Trevor Noah's debut as the host of "The Daily Show" was a mostly smooth one--funny enough and assured enough to fend off any charges that he was violating Jon Stewart's sacred space.
What it really was, though, was strange, in the way that any big change is strange. You realized just how deeply ingrained Stewart's mannerisms and outlook were, how your brain had almost formed particular grooves for them to slide into over so many years. Seeing that disrupted—having to suddenly reorient yourself so much—was almost unsettling.
But being unsettled is not always a bad thing. Stewart departed for a very good reason. He had nothing left to prove, and nothing, really, left to say. He'd grown too comfortable in the chair, and the audience had grown too comfortable with him. The transition from him to Noah—a young, black South African—is as refreshingly bracing as anything could be. (Well, maybe with the exception of hiring a—gasp!—woman to a late night hosting gig.)

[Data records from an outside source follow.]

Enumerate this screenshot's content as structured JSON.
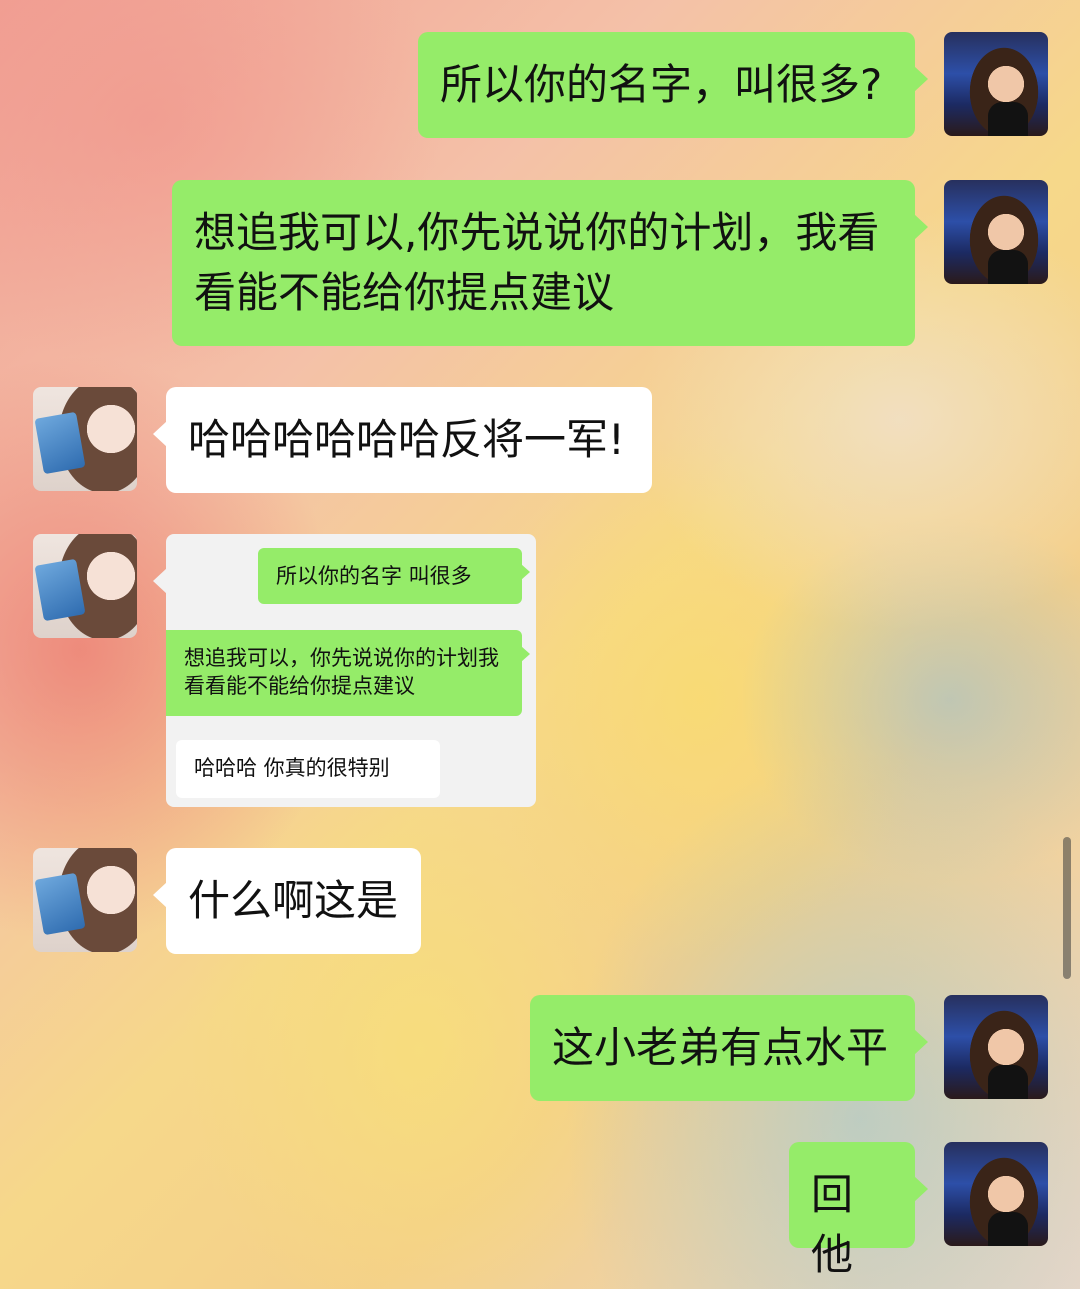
{
  "messages": [
    {
      "sender": "me",
      "text": "所以你的名字，叫很多?"
    },
    {
      "sender": "me",
      "text": "想追我可以,你先说说你的计划，我看看能不能给你提点建议"
    },
    {
      "sender": "her",
      "text": "哈哈哈哈哈哈反将一军!"
    },
    {
      "sender": "her",
      "type": "screenshot",
      "quoted": [
        {
          "side": "right",
          "text": "所以你的名字 叫很多"
        },
        {
          "side": "right",
          "text": "想追我可以，你先说说你的计划我看看能不能给你提点建议"
        },
        {
          "side": "left",
          "text": "哈哈哈 你真的很特别"
        }
      ]
    },
    {
      "sender": "her",
      "text": "什么啊这是"
    },
    {
      "sender": "me",
      "text": "这小老弟有点水平"
    },
    {
      "sender": "me",
      "text": "回他"
    }
  ],
  "colors": {
    "sent_bubble": "#95ec69",
    "received_bubble": "#ffffff",
    "quote_card": "#f2f2f2"
  },
  "icons": {
    "me_avatar": "avatar-woman-night-city",
    "her_avatar": "avatar-girl-holding-book"
  }
}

We, the audience, also need to interrogate just what's happening in terms of our reaction to Noah. This isn't actually the first time Stewart has ceded "The Daily Show" to someone else. When he took a summer off to make a movie, John Oliver took the reigns of the show for months. The rapturous acclaim he received led directly to "Last Week Tonight." Now, Oliver was clearly more familiar and experienced than Noah, but I also think we have to be honest with ourselves about how easily he slid into our subconscious expectation of what a talk show host should look like. Our culture has relentlessly programmed us to think "white man" when we think "late night." Oliver fit that mold. Noah doesn't. What's more, he's not even a familiar kind of foreign, like the British Oliver. He's South African. Again, though, how cool is that? There is no genre more stale than late night, as that infamous Vanity Fair picture showed. It sorely needs a jolt.
Noah has obviously had no time at all to put his own stamp on "The Daily Show," so it's hardly worth analyzing his first episode as though he's been doing the job for years. (My biggest fear about him, incidentally, is that he seems like, well, kind of a bro. Shudder.) But the value of having him in the chair was proved relatively quickly, during a segment about the recent discovery of water on Mars. Noah went back and forth with new correspondent Roy Wood, Jr., and the sight of these two riffing about how, as black men, they'd be last in line on any trip to Mars was not only very funny, it was also very pointedly the kind of thing we would never have been able to see Jon Stewart do.
Noah's task will now be to do more things like that: to shape "The Daily Show" in a way that fits with his own personality and identity, and, if need be, to drag his audience along with him. There's no knowing whether or not he'll succeed, but I'd rather watch him try than listen to Jon Stewart bash Fox News for the billionth time. Wouldn't you?